Recorded data
++++++++++

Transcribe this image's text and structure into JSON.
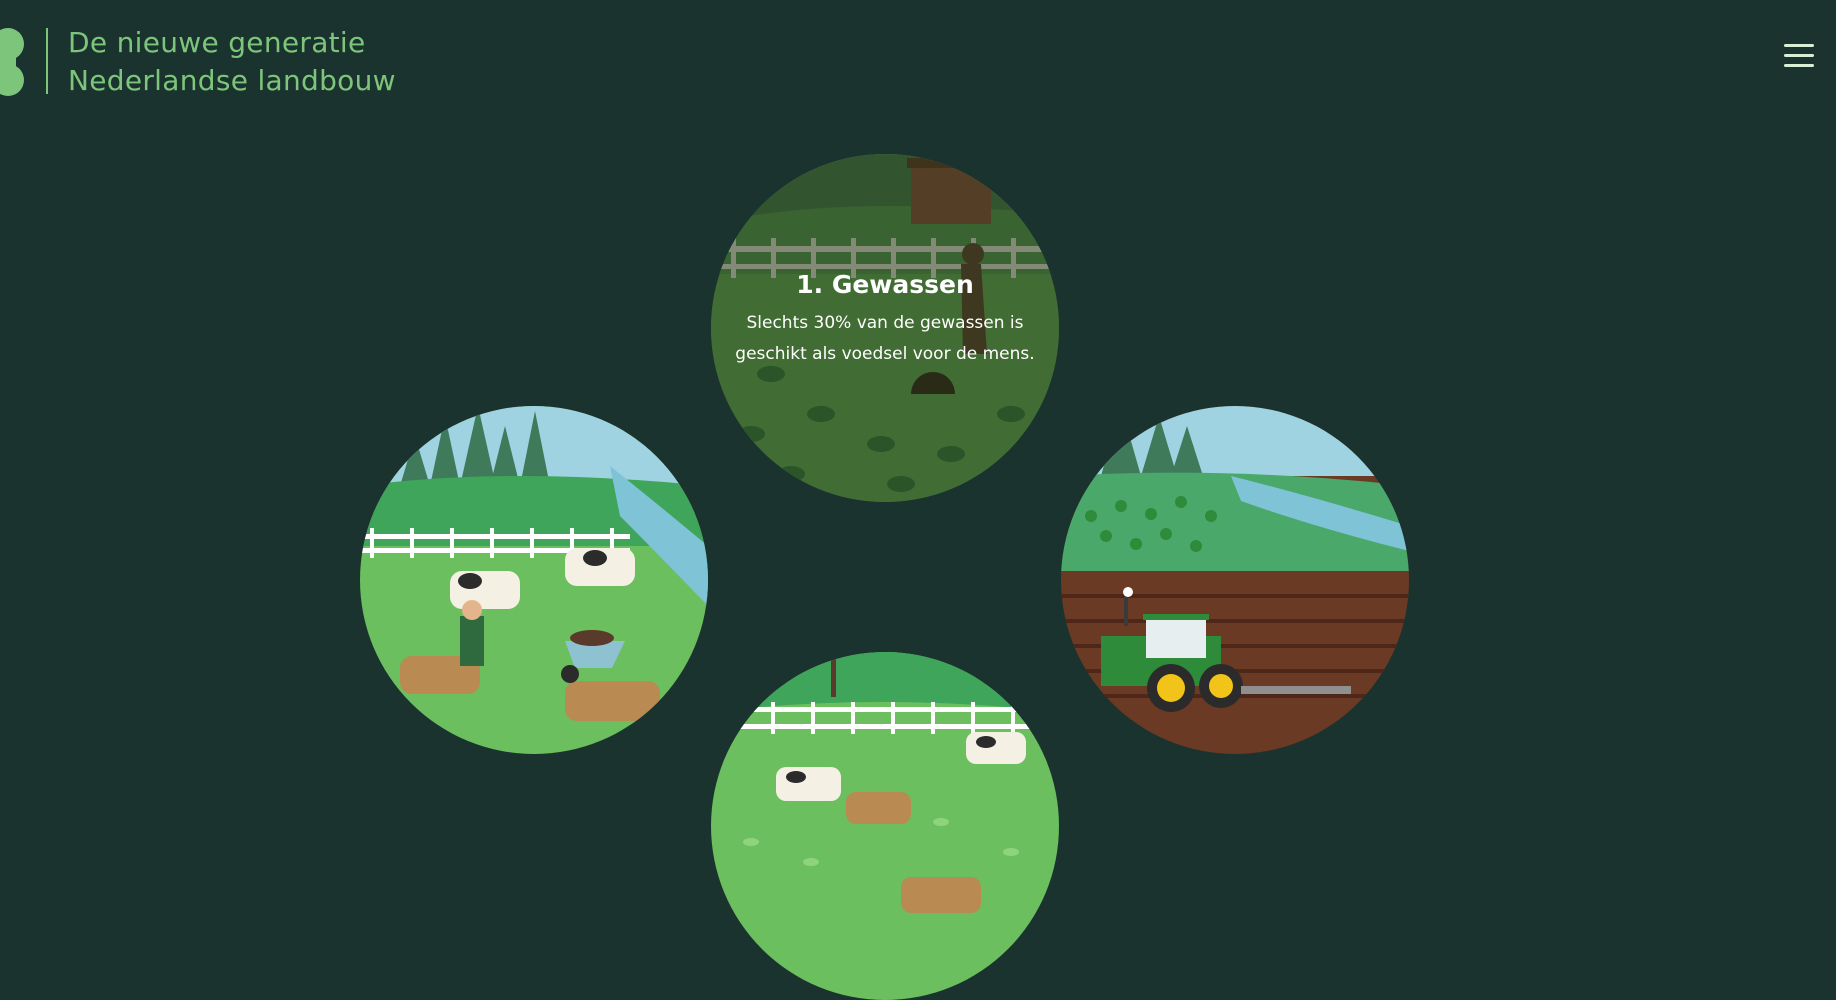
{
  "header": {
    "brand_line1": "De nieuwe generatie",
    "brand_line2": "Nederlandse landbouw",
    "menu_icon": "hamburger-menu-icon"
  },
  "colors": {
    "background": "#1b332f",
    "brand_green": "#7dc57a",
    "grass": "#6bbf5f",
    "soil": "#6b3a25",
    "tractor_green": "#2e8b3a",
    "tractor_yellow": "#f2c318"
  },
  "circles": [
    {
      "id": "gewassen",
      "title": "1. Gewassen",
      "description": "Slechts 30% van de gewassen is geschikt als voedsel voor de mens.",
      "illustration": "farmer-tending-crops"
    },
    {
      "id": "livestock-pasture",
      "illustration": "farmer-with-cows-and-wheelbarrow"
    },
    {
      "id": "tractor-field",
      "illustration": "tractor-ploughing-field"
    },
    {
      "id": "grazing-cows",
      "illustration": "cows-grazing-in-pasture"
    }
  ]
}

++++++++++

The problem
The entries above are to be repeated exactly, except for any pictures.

Exercise output
Transcribe this image's text and structure into JSON.
{
  "header": {
    "brand_line1": "De nieuwe generatie",
    "brand_line2": "Nederlandse landbouw",
    "menu_icon": "hamburger-menu-icon"
  },
  "colors": {
    "background": "#1b332f",
    "brand_green": "#7dc57a",
    "grass": "#6bbf5f",
    "soil": "#6b3a25",
    "tractor_green": "#2e8b3a",
    "tractor_yellow": "#f2c318"
  },
  "circles": [
    {
      "id": "gewassen",
      "title": "1. Gewassen",
      "description": "Slechts 30% van de gewassen is geschikt als voedsel voor de mens.",
      "illustration": "farmer-tending-crops"
    },
    {
      "id": "livestock-pasture",
      "illustration": "farmer-with-cows-and-wheelbarrow"
    },
    {
      "id": "tractor-field",
      "illustration": "tractor-ploughing-field"
    },
    {
      "id": "grazing-cows",
      "illustration": "cows-grazing-in-pasture"
    }
  ]
}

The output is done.